Why bother laying off only two hundred workers when it's barely going to put a dent in retained earnings, on a large scale?

At this point, with the economy in the condition that it's in, you need to ask yourself (or Google, for that matter), if the layoff is completely necessary, or if it's being done as "compensation" to show that some of these higher-earning companies are still "suffering", just as the smaller companies are.

Yes, as the automotive companies, financial industry and newspapers take their respective hits, illustrious old Google is rolling with the punches, taking their medicine and laying off (with possible recall, mind you) one percent of their employees.

The employees that were laid off, reportedly, weren't even higher-earning positions, they were smaller positions, such as trainers, outside contractors and excess marketeers. The two hundred jobs that were sacrificed could have potentially been saved had the decision-makers of this conundrum decided to consolidate these positions and lay off a few higher-earning execs instead. Doesn't sound like too much of a burden to me.

Then again, a burden in the hand is worth a slew of Google stock shares. At least from their perspective.

Once again, Corporate America is at its game of trampling upon the smaller business, the smaller worker and working-class America itself.

The point of this post?

Just my opinion: I'm no economic analyst and I'm no representative of our great financial system.


If Google is laying off miniscule-paying positions to take their role in the Recession, you know the bottom's got to be near soon. They simply wouldn't pull this stunt otherwise.

Oh, To Be An Irrational Homophobe.

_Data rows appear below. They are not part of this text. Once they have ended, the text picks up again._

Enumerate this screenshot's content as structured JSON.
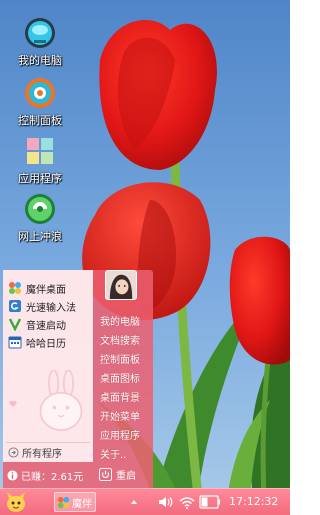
{
  "desktop": {
    "icons": [
      {
        "label": "我的电脑",
        "icon": "my-computer-icon"
      },
      {
        "label": "控制面板",
        "icon": "control-panel-icon"
      },
      {
        "label": "应用程序",
        "icon": "applications-icon"
      },
      {
        "label": "网上冲浪",
        "icon": "internet-icon"
      }
    ]
  },
  "start_menu": {
    "programs": [
      {
        "label": "魔伴桌面",
        "icon": "mobile-desktop-icon"
      },
      {
        "label": "光速输入法",
        "icon": "input-method-icon"
      },
      {
        "label": "音速启动",
        "icon": "launcher-icon"
      },
      {
        "label": "哈哈日历",
        "icon": "calendar-icon"
      }
    ],
    "all_programs": "所有程序",
    "links": [
      "我的电脑",
      "文档搜索",
      "控制面板",
      "桌面图标",
      "桌面背景",
      "开始菜单",
      "应用程序",
      "关于.."
    ],
    "earned": "已赚：2.61元",
    "restart": "重启"
  },
  "taskbar": {
    "app_label": "魔伴",
    "clock": "17:12:32"
  },
  "colors": {
    "menu_accent": "#ec6070",
    "taskbar": "#f26b7e",
    "sky": "#5f95d2"
  }
}
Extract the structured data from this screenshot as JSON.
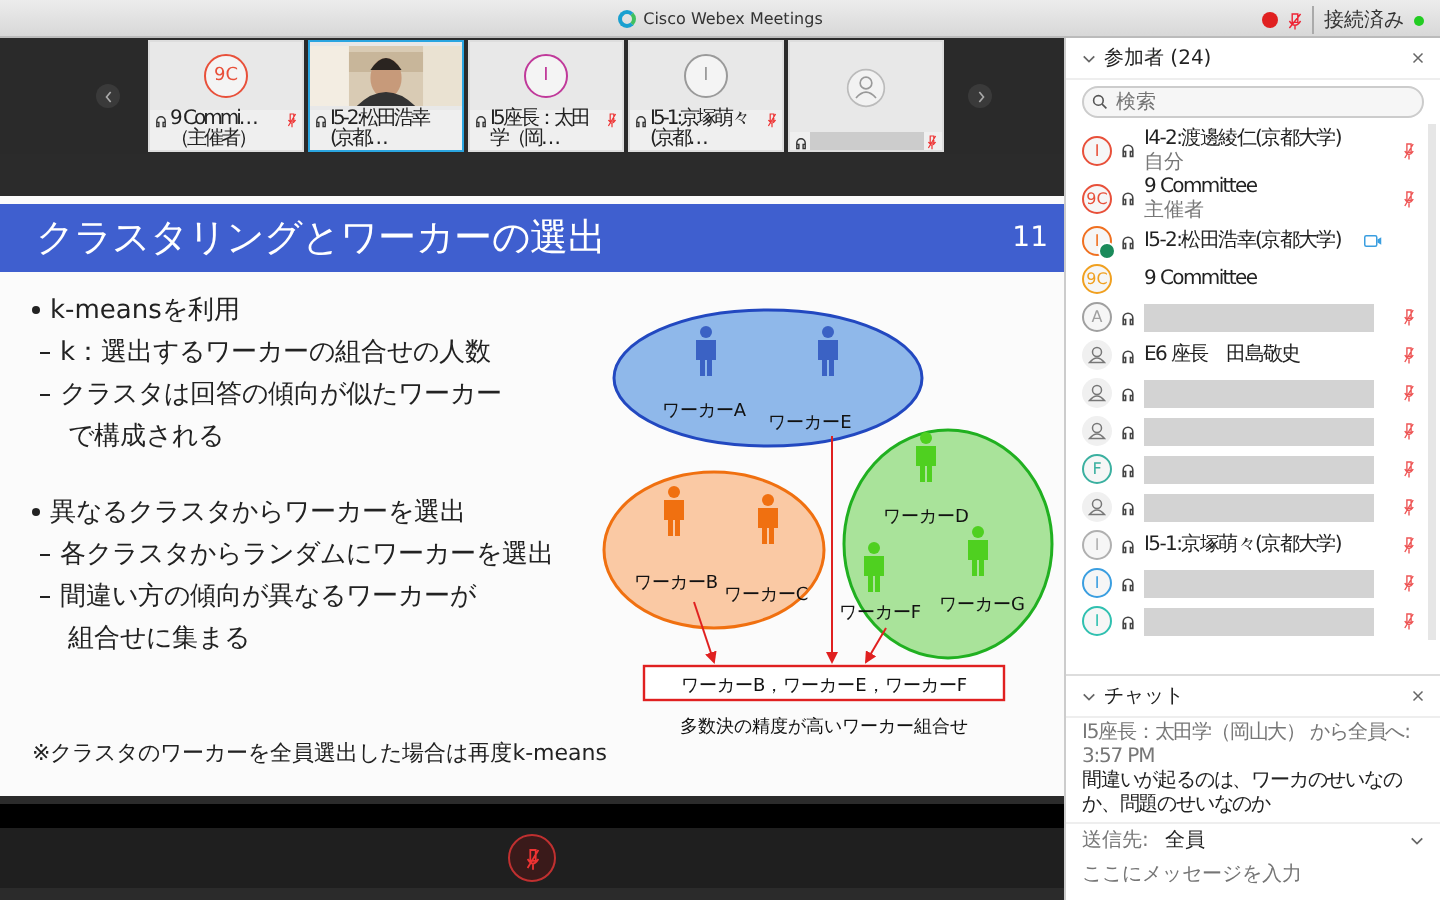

I'm generally tolerant of pretty much everyone. I don't bias myself against certain types of people and I certainly don't prejudice against cultural groups. Assholes don't have colors, ethnicities or sexual preferences. If you're an asshole, you're an asshole; the universal quintessence of douchebag, speaking the universal language of parochialism.

I can't stand prejudice of any kind. It drives us, as people, back a few centuries in the progression of humanity. And by humanity, I mean love, tolerance, virtue and peace. Humility.

I would honestly say, above all, something I despise the most are people that are of the homophobic persuasion.

I just. don't. get it.

Despite what some biblical scholars say, I don't think homosexuality is a choice. It's a way of being, it's a state of mind and it's preference. It's none of my business or my place to judge whether you're a chick that wants to be with a chick, or if you're a dick that wants to be with a dick. To be quite frank, there's nothing wrong with it. I support gay marriage. I support the same healthcare benefits that are "entitled" to heterosexual couples. Why should a homosexual couple be treated any differently, especially by the government? Are they not oppressed enough by large percentage of society in general?

I know several people, unfortunately, that are just positively frightened at the prospect of a same-sex, gay individual habitating their airspace. Ridick, much?

Why must we be such subjectively-abundant, societal retards?

Christ on a cracker, guys. Spread the peace. Accept people for who they are, not what you think they should be in your "perfect world".

There's no such thing for now.

It's something to work toward, but it's never going to happen if people aren't willing to let their Shangri-la "ideals" and their bigotry go.